Clinton, the Democratic nominee, leads Trump 47 percent to 44 percent in the Economist/YouGov online poll of registered voters based on a head-to-head match-up. 
Although Clinton held a 3-point edge in the poll early this month, she had expanded that lead to as many as 7 points in recent weeks. 
Trump has sought to make up ground with a series of carefully prepared speeches going after Clinton.
Still, nearly a quarter of respondents, 24 percent, said they think Clinton will likely win "in a landslide," and another 29 percent think she'll win at least narrowly.
Meanwhile, 19 percent think Trump will win narrowly, a slight uptick from previous polls, while another 9 percent think he'll win in a landslide election. Nineteen percent are not sure.
Clinton has a similar edge when third-party candidates are included in the polling. When they are factored in, she leads Trump by 4 points, 42 percent to 38 percent, among registered voters.
Libertarian presidential nominee Gary JohnsonGary Earl JohnsonPotential GOP primary challenger: Trump's 'contempt for the American people' behind possible bid The Hill's 12:30 Report — Presented by Kidney Care Partners — Trump escalates border fight with emergency declaration Former Mass. governor takes step toward Trump primary challenge MORE takes 6 percent support in that scenario, and Green Party nominee Jill Stein draws 4 percent, while 2 percent would pick someone else, 7 percent are not sure yet and 3 percent would probably not vote.
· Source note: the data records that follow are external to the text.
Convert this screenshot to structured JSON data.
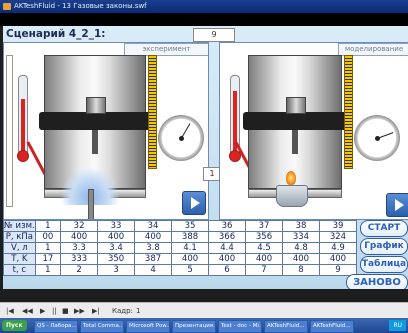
{
  "window": {
    "title": "AKTeshFluid - 13 Газовые законы.swf"
  },
  "app": {
    "scenario_label": "Сценарий 4_2_1:",
    "scenario_number": "9",
    "middle_number": "1",
    "panels": {
      "experiment_label": "эксперимент",
      "modeling_label": "моделирование"
    },
    "table": {
      "row_labels": [
        "№ изм.",
        "P, кПа",
        "V, л",
        "T, K",
        "t, c"
      ],
      "rows": [
        [
          "1",
          "32",
          "33",
          "34",
          "35",
          "36",
          "37",
          "38",
          "39"
        ],
        [
          "00",
          "400",
          "400",
          "400",
          "388",
          "366",
          "356",
          "334",
          "324"
        ],
        [
          "1",
          "3.3",
          "3.4",
          "3.8",
          "4.1",
          "4.4",
          "4.5",
          "4.8",
          "4.9"
        ],
        [
          "17",
          "333",
          "350",
          "387",
          "400",
          "400",
          "400",
          "400",
          "400"
        ],
        [
          "1",
          "2",
          "3",
          "4",
          "5",
          "6",
          "7",
          "8",
          "9"
        ]
      ]
    },
    "buttons": {
      "start": "СТАРТ",
      "graph": "График",
      "table": "Таблица",
      "reset": "ЗАНОВО"
    }
  },
  "player": {
    "frames_label": "Кадр:",
    "frames_value": "1"
  },
  "taskbar": {
    "start_label": "Пуск",
    "items": [
      "QS - Лабора...",
      "Total Comma...",
      "Microsoft Pow...",
      "Презентация...",
      "Test - doc - Mi...",
      "AKTeshFluid...",
      "AKTeshFluid..."
    ],
    "lang": "RU"
  },
  "icons": {
    "window": "flash-icon",
    "play": "play-icon",
    "thermometer": "thermometer-icon",
    "gauge": "pressure-gauge-icon",
    "burner": "gas-burner-icon",
    "spray": "cooling-spray-icon"
  },
  "colors": {
    "accent": "#2a5fbf",
    "panel_bg": "#cfe5f3",
    "thermo": "#d22222",
    "scale": "#f2c600"
  }
}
The poll of 906 registered voters was conducted online Aug. 19–23 and has a margin of error of 4.1 percentage points.